▸ The problem
Search the entries below for "What's the underlying". Give that line and all the lines after it again, exactly, through the last, without pictures.

(Items from an interface collection)
****

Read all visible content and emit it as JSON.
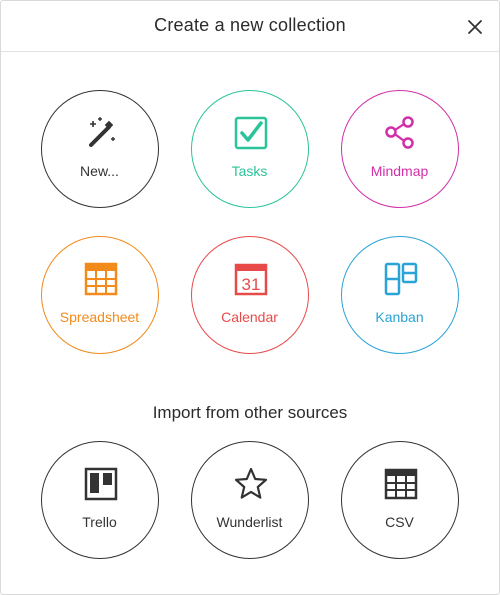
{
  "dialog": {
    "title": "Create a new collection",
    "close_icon": "close-icon"
  },
  "create_options": [
    {
      "label": "New...",
      "icon": "magic-wand-icon",
      "color": "#333333"
    },
    {
      "label": "Tasks",
      "icon": "checkbox-icon",
      "color": "#2bc39a"
    },
    {
      "label": "Mindmap",
      "icon": "mindmap-icon",
      "color": "#d12fa8"
    },
    {
      "label": "Spreadsheet",
      "icon": "spreadsheet-icon",
      "color": "#f28a1c"
    },
    {
      "label": "Calendar",
      "icon": "calendar-icon",
      "color": "#e84a4a",
      "calendar_day": "31"
    },
    {
      "label": "Kanban",
      "icon": "kanban-icon",
      "color": "#2aa3d6"
    }
  ],
  "import": {
    "heading": "Import from other sources",
    "options": [
      {
        "label": "Trello",
        "icon": "trello-icon",
        "color": "#333333"
      },
      {
        "label": "Wunderlist",
        "icon": "star-icon",
        "color": "#333333"
      },
      {
        "label": "CSV",
        "icon": "table-icon",
        "color": "#333333"
      }
    ]
  }
}
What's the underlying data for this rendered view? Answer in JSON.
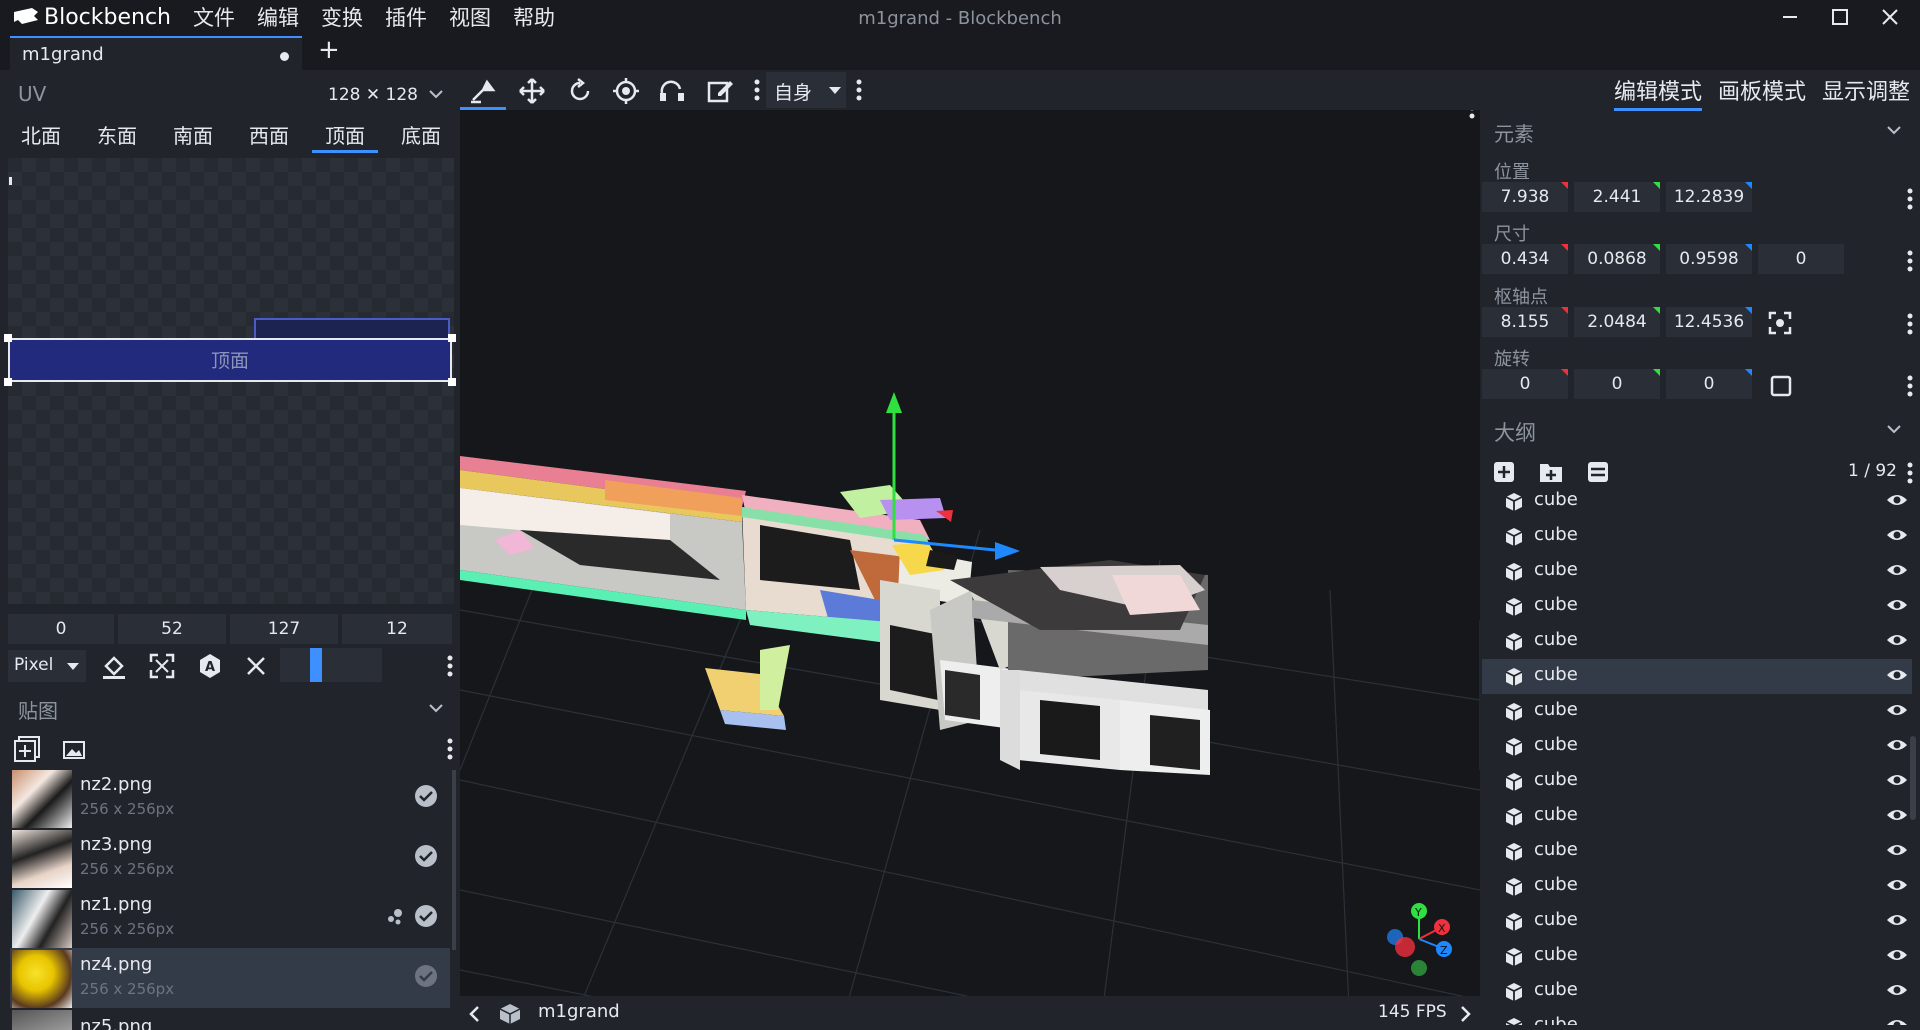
{
  "app": {
    "brand": "Blockbench",
    "window_title": "m1grand - Blockbench",
    "menu": [
      "文件",
      "编辑",
      "变换",
      "插件",
      "视图",
      "帮助"
    ]
  },
  "tabs": {
    "project": "m1grand",
    "add_label": "+"
  },
  "uv": {
    "title": "UV",
    "resolution": "128 ✕ 128",
    "faces": [
      "北面",
      "东面",
      "南面",
      "西面",
      "顶面",
      "底面"
    ],
    "active_face": "顶面",
    "face_label": "顶面",
    "values": [
      "0",
      "52",
      "127",
      "12"
    ],
    "mode": "Pixel"
  },
  "textures": {
    "title": "贴图",
    "items": [
      {
        "name": "nz2.png",
        "size": "256 x 256px"
      },
      {
        "name": "nz3.png",
        "size": "256 x 256px"
      },
      {
        "name": "nz1.png",
        "size": "256 x 256px"
      },
      {
        "name": "nz4.png",
        "size": "256 x 256px"
      },
      {
        "name": "nz5.png",
        "size": ""
      }
    ]
  },
  "viewport": {
    "space_mode": "自身",
    "model_name": "m1grand",
    "fps": "145 FPS",
    "axes": {
      "y": "Y",
      "x": "X",
      "z": "Z"
    }
  },
  "modes": [
    "编辑模式",
    "画板模式",
    "显示调整"
  ],
  "element": {
    "title": "元素",
    "position_label": "位置",
    "position": [
      "7.938",
      "2.441",
      "12.2839"
    ],
    "size_label": "尺寸",
    "size": [
      "0.434",
      "0.0868",
      "0.9598",
      "0"
    ],
    "pivot_label": "枢轴点",
    "pivot": [
      "8.155",
      "2.0484",
      "12.4536"
    ],
    "rotation_label": "旋转",
    "rotation": [
      "0",
      "0",
      "0"
    ]
  },
  "outliner": {
    "title": "大纲",
    "count": "1 / 92",
    "items": [
      "cube",
      "cube",
      "cube",
      "cube",
      "cube",
      "cube",
      "cube",
      "cube",
      "cube",
      "cube",
      "cube",
      "cube",
      "cube",
      "cube",
      "cube",
      "cube"
    ]
  },
  "colors": {
    "accent": "#3e90ff",
    "x_axis": "#f0303c",
    "y_axis": "#30e040",
    "z_axis": "#1e88ff"
  }
}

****

▸ Written response
What's the underlying data for this rendered view? Answer in JSON.
{
  "app": {
    "brand": "Blockbench",
    "window_title": "m1grand - Blockbench",
    "menu": [
      "文件",
      "编辑",
      "变换",
      "插件",
      "视图",
      "帮助"
    ]
  },
  "tabs": {
    "project": "m1grand",
    "add_label": "+"
  },
  "uv": {
    "title": "UV",
    "resolution": "128 ✕ 128",
    "faces": [
      "北面",
      "东面",
      "南面",
      "西面",
      "顶面",
      "底面"
    ],
    "active_face": "顶面",
    "face_label": "顶面",
    "values": [
      "0",
      "52",
      "127",
      "12"
    ],
    "mode": "Pixel"
  },
  "textures": {
    "title": "贴图",
    "items": [
      {
        "name": "nz2.png",
        "size": "256 x 256px"
      },
      {
        "name": "nz3.png",
        "size": "256 x 256px"
      },
      {
        "name": "nz1.png",
        "size": "256 x 256px"
      },
      {
        "name": "nz4.png",
        "size": "256 x 256px"
      },
      {
        "name": "nz5.png",
        "size": ""
      }
    ]
  },
  "viewport": {
    "space_mode": "自身",
    "model_name": "m1grand",
    "fps": "145 FPS",
    "axes": {
      "y": "Y",
      "x": "X",
      "z": "Z"
    }
  },
  "modes": [
    "编辑模式",
    "画板模式",
    "显示调整"
  ],
  "element": {
    "title": "元素",
    "position_label": "位置",
    "position": [
      "7.938",
      "2.441",
      "12.2839"
    ],
    "size_label": "尺寸",
    "size": [
      "0.434",
      "0.0868",
      "0.9598",
      "0"
    ],
    "pivot_label": "枢轴点",
    "pivot": [
      "8.155",
      "2.0484",
      "12.4536"
    ],
    "rotation_label": "旋转",
    "rotation": [
      "0",
      "0",
      "0"
    ]
  },
  "outliner": {
    "title": "大纲",
    "count": "1 / 92",
    "items": [
      "cube",
      "cube",
      "cube",
      "cube",
      "cube",
      "cube",
      "cube",
      "cube",
      "cube",
      "cube",
      "cube",
      "cube",
      "cube",
      "cube",
      "cube",
      "cube"
    ]
  },
  "colors": {
    "accent": "#3e90ff",
    "x_axis": "#f0303c",
    "y_axis": "#30e040",
    "z_axis": "#1e88ff"
  }
}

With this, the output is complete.